In August 2006, 39 new casualties were reported by the Cambodia Mine/UXO Victim Information System. This indicates an increase of 12 casualties in August 2007, to a total of 51. Of these, 58 percent were men, 29 percent were children under 18 years of age and 7 percent were women; 57 percent of the victims were injured or killed by UXO and 43 percent by mines. For activities, 50 percent of the victims were injured or killed while tampering with UXO and 8 percent were injured or killed at the time of farming; 7 percent of official deminers were injured or killed while demining. Between January and September 2007, the number of casualties was 281. This shows a decrease of 78 casualties, compared with the same period in 2006 (359).

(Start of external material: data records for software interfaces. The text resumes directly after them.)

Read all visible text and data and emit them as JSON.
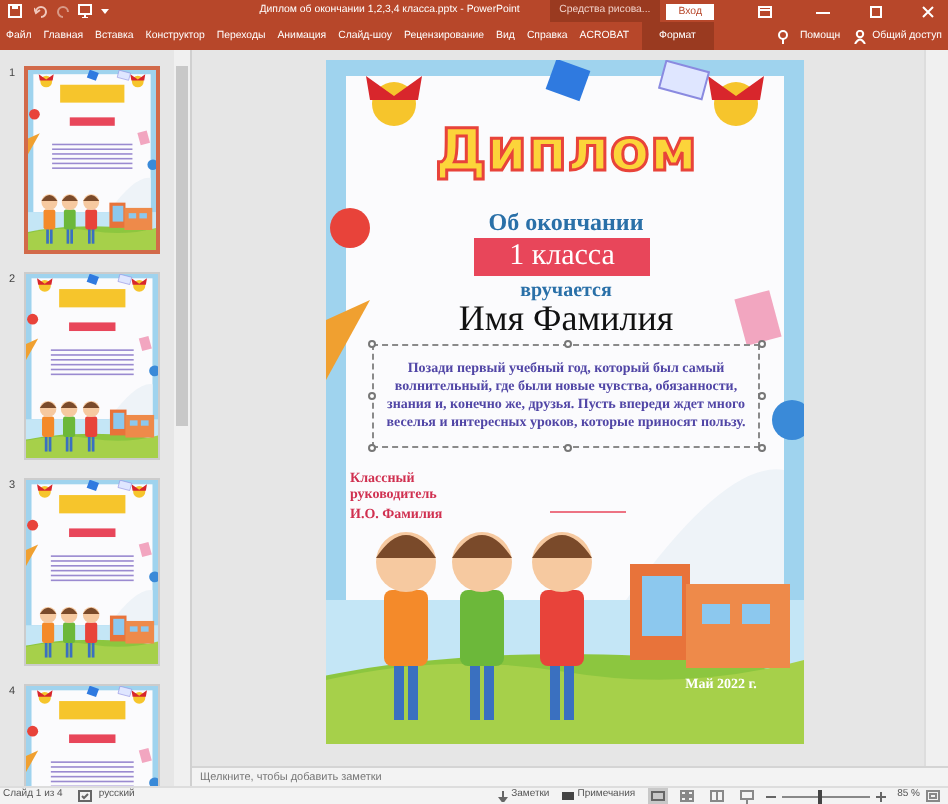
{
  "window": {
    "title": "Диплом об окончании 1,2,3,4 класса.pptx  -  PowerPoint",
    "context_group": "Средства рисова...",
    "sign_in": "Вход"
  },
  "ribbon_tabs": [
    {
      "label": "Файл",
      "kind": "file",
      "selected": false
    },
    {
      "label": "Главная",
      "kind": "plain",
      "selected": false
    },
    {
      "label": "Вставка",
      "kind": "plain",
      "selected": false
    },
    {
      "label": "Конструктор",
      "kind": "plain",
      "selected": false
    },
    {
      "label": "Переходы",
      "kind": "plain",
      "selected": false
    },
    {
      "label": "Анимация",
      "kind": "plain",
      "selected": false
    },
    {
      "label": "Слайд-шоу",
      "kind": "plain",
      "selected": false
    },
    {
      "label": "Рецензирование",
      "kind": "plain",
      "selected": false
    },
    {
      "label": "Вид",
      "kind": "plain",
      "selected": false
    },
    {
      "label": "Справка",
      "kind": "plain",
      "selected": false
    },
    {
      "label": "ACROBAT",
      "kind": "plain",
      "selected": false
    },
    {
      "label": "Формат",
      "kind": "context",
      "selected": false
    }
  ],
  "help": "Помощн",
  "share": "Общий доступ",
  "slides_pane": [
    {
      "number": "1",
      "selected": true
    },
    {
      "number": "2",
      "selected": false
    },
    {
      "number": "3",
      "selected": false
    },
    {
      "number": "4",
      "selected": false
    }
  ],
  "slide": {
    "title": "Диплом",
    "line_1": "Об окончании",
    "ribbon": "1 класса",
    "line_2": "вручается",
    "name": "Имя Фамилия",
    "wish": "Позади первый учебный год, который был самый волнительный, где были новые чувства, обязанности, знания и, конечно же, друзья. Пусть впереди ждет много веселья и интересных уроков, которые приносят пользу.",
    "teacher_label": "Классный руководитель",
    "teacher_name": "И.О. Фамилия",
    "date": "Май 2022 г."
  },
  "notes_placeholder": "Щелкните, чтобы добавить заметки",
  "status_bar": {
    "slide_info": "Слайд 1 из 4",
    "language": "русский",
    "notes": "Заметки",
    "comments": "Примечания",
    "zoom_slider": {
      "level": 0.45
    },
    "zoom": "85 %"
  }
}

Chad. In Chad, UNICEF continued its lead role for MRE, providing coordination, technical and financial support to the government's National High Commission for Demining.

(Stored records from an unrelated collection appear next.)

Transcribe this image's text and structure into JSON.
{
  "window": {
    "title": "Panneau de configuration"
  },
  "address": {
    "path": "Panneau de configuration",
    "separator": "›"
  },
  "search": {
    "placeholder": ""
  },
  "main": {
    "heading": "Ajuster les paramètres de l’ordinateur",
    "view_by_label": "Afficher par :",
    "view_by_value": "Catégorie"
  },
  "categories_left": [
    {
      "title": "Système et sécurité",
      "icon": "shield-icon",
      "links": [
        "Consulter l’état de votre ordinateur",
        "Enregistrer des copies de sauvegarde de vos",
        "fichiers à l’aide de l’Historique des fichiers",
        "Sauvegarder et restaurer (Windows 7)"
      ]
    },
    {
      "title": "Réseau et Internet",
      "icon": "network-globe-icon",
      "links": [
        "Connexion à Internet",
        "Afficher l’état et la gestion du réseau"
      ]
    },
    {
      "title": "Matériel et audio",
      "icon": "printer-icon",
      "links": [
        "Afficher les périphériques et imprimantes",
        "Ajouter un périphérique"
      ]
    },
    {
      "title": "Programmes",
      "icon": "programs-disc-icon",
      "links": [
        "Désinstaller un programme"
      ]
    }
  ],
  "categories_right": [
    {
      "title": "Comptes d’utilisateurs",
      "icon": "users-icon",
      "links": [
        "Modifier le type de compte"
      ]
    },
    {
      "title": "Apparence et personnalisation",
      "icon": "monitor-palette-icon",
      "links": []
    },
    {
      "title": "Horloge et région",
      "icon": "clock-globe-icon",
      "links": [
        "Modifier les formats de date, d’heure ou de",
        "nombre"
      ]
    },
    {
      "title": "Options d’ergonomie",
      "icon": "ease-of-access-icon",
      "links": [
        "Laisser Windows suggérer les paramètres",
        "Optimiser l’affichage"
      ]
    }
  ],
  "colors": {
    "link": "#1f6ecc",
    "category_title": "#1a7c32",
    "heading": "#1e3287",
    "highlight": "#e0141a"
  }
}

In 2007, the total number of mine/UXO casualties reported from January to September reached 182. This represents 25 percent more than the total of all casualties for 2006.

In 2007, the casualty figures are as follows:

Sudan. During the third quarter of 2007, UNICEF, in collaboration with the National Mine Action Center and South Sudan Demining Commission, implemented a range of MRE activities throughout the country. These included support to NGOs for the implementation of direct MRE sessions to at-risk populations including IDPs, returnees and local communities. Forty MRE teams from eight different NGOs operated in IDP camps, returnee way stations and affected communities, reaching 177,334 persons with MRE.

In addition, UNICEF, in collaboration with the NMAC and the Ministry of Education in the three states of Kassala, Blue Nile and South Kordofan, implemented a school-based MRE project. Bullet


HeadshotRachel Canfield is from Richmond, Virginia, and has worked as an Editorial Assistant and Student Researcher for the Journal of Mine Action since January 2006. She will graduate in May 2008 from James Madison University with a bachelor's degree in corporate communications.


  1. The full text of this newsletter can be found at http://www.state.gov/t/pm/wra/94421.htm. Accessed 16 January 2008.
  2. Editor's Note: Some organizations consider mines and ERW to be two separate entities, since they are regulated by different legal documents (the former by the Ottawa Convention and Amended Protocol II of the Convention on Certain Conventional Weapons, the latter by CCW Protocol V). However, since mines are explosive devices that have similar effects to other ERW and it is often impossible to separate the two during clearance operations, some in the community have adopted a "working definition" (as opposed to a legal one) of ERW in which it is a blanket term that includes mines, UXO, abandoned explosive ordnance and other explosive devices.
  3. Convention on the Prohibition of the Use, Stockpiling, Production and Transfer of Anti-personnel Mines and on Their Destruction, Oslo, Norway. 18 September 1997. http://www.icbl.org/treaty/text/english. Accessed 16 January 2008. The document was opened for signature in Ottawa, Canada, 3 December 1997, and thus is commonly known as the Ottawa Convention.
  4. Article 7 of the Ottawa Convention requires that signatories annually report: national implementation measures; details on anti-personnel mines in stockpiles, retained or transferred for training; currently owned or possessed; and destroyed; known AP mine locations; program statuses; and measures taken to warn the population. The Ottawa Convention is available at http://www.icbl.org/treaty/text/english. Accessed 16 January 2008.
  5. The Eighth Meeting of the States Parties to the Mine Ban Treaty took place 18-22 November 2007 by the Dead Sea, Jordan. For more information about this meeting please visit, http://www.icbl.org/treaty/meetings/8msp. Accessed 16 January 2008.

Contact Information

Rachel Canfield
Editorial Assistant
Journal of Mine Action
Mine Action Information Center
E-mail: maic@jmu.edu